Every year LinkedIn publishes a list of what they believe are the 50 best workplaces to grow your career.
It’s for potential job applicants, but I like to use it for something else — something that can help business leaders and entrepreneurs of all levels.
Basically, if I find a compendium like this, I’ll gladly take the data points and advice and reverse engineering. You’ll go home with great insights into how some of the most successful companies say they recruit and hire top candidates — strategies you can borrow to use in your own business, if applicable.
Example: Alphabet, parent company of Google.
According to the most recent data I’ve seen, more than 2 million people apply to work at Google every year. That’s a staggering number, as it represents over 12 times the number of people currently working there.
To manage that applicant volume with anything even remotely resembling efficiency, Google would need to have two things:First, the most efficient systems possible: everything from candidate management systems to AI-enabled selection, to a wealth of data that provides information on things like how to recruit, how to interview, and how to assess candidates. Second, and actually a precursor to the first point: a clear idea of what kind of people will do well at Google, even regardless of specific job titles and responsibilities, as those are likely to change over time.

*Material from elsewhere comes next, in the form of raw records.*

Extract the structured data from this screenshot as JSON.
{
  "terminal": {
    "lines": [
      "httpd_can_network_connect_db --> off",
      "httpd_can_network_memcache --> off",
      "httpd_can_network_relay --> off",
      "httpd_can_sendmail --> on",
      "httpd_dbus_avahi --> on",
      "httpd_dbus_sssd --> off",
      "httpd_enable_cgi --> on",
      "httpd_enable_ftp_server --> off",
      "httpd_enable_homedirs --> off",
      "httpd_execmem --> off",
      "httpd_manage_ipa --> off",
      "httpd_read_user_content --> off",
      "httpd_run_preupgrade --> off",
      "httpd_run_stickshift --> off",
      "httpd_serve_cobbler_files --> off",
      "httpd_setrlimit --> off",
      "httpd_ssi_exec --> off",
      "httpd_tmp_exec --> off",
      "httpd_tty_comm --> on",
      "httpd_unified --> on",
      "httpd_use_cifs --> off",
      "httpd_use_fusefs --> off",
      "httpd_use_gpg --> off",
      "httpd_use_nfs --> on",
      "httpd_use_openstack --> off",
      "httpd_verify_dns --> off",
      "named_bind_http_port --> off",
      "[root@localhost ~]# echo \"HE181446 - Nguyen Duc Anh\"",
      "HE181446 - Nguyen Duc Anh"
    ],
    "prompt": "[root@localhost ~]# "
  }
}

The answers the company gave to LinkedIn have more to do with the second point. Here are the highlights:Look not so much for degrees as for skills. (“Google does not require college degrees for all new hires.”) Screen and search for “general cognitive ability.” (“The best skill by far is general cognitive ability, especially problem-solving skills. Even if a potential employee is not as well versed in a particular field or technique as another candidate, if he or she shows us a strong ability to work a problem they haven’t encountered before, we think that’s the best indicator of success.”) Screen and search for “growth mindset,” regardless of whether applicants are “just entering the job market or have decades of experience.” Look for candidates promising to grow beyond the role they qualify for. (“We want someone who will take on new challenges as they arise and take on new responsibilities over time. We’ve backed this up with research.”)
I doubt you have the same problem as Alphabet. The applicant volume quote means that on average, Google would submit a new application every 15 seconds, 24/7.
Still, I think there are at least two good ideas for almost every business to consider from this compilation:Look beyond traditional qualifications. You want people who are qualified and have the right skills, but perhaps using degrees or certifications to fine-tune your filter isn’t as efficient as it once was. Invest more in people than in specific functions. If you want people who will grow, you need roles and opportunities where they can grow.
Regular readers may know that I’ve done things like this with Google in the past. For example, we have:
They say good artists borrow, but great artists steal. You don’t have to want to work at Google — or anywhere but yourself — for this kind of information to be valuable to your business. And maybe worth a rhetorical swipe
The opinions expressed here by Inc.com columnists are their own, not Inc.com’s.
This post This is what Google told LinkedIn when LinkedIn asked how to hire like Google was original published at “https://www.inc.com/bill-murphy-jr/heres-what-google-told-linkedin-when-linkedin-asked-how-to-hire-like-google.html”